* _Brief_
Repeat the entries exactly as they are written.

* _Data listing_
[Start of Attachment]
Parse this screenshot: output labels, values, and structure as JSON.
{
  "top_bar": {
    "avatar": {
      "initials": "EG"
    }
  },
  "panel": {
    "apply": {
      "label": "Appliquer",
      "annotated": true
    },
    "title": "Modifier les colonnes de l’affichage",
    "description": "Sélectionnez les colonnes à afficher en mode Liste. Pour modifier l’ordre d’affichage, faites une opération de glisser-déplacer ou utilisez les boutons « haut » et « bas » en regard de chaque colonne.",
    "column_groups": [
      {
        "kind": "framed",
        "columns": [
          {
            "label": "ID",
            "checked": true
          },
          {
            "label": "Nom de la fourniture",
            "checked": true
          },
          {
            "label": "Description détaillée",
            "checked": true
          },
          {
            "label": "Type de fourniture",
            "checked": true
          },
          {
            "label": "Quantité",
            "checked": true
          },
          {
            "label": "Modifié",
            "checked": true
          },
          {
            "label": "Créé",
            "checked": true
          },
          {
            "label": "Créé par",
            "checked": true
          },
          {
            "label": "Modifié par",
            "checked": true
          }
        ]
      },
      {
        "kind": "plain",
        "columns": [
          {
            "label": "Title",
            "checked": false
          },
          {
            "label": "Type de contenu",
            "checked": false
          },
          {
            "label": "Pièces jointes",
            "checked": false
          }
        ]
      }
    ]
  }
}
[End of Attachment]
* _Answer below_
Parse this screenshot: output labels, values, and structure as JSON.
{
  "top_bar": {
    "avatar": {
      "initials": "EG"
    }
  },
  "panel": {
    "apply": {
      "label": "Appliquer",
      "annotated": true
    },
    "title": "Modifier les colonnes de l’affichage",
    "description": "Sélectionnez les colonnes à afficher en mode Liste. Pour modifier l’ordre d’affichage, faites une opération de glisser-déplacer ou utilisez les boutons « haut » et « bas » en regard de chaque colonne.",
    "column_groups": [
      {
        "kind": "framed",
        "columns": [
          {
            "label": "ID",
            "checked": true
          },
          {
            "label": "Nom de la fourniture",
            "checked": true
          },
          {
            "label": "Description détaillée",
            "checked": true
          },
          {
            "label": "Type de fourniture",
            "checked": true
          },
          {
            "label": "Quantité",
            "checked": true
          },
          {
            "label": "Modifié",
            "checked": true
          },
          {
            "label": "Créé",
            "checked": true
          },
          {
            "label": "Créé par",
            "checked": true
          },
          {
            "label": "Modifié par",
            "checked": true
          }
        ]
      },
      {
        "kind": "plain",
        "columns": [
          {
            "label": "Title",
            "checked": false
          },
          {
            "label": "Type de contenu",
            "checked": false
          },
          {
            "label": "Pièces jointes",
            "checked": false
          }
        ]
      }
    ]
  }
}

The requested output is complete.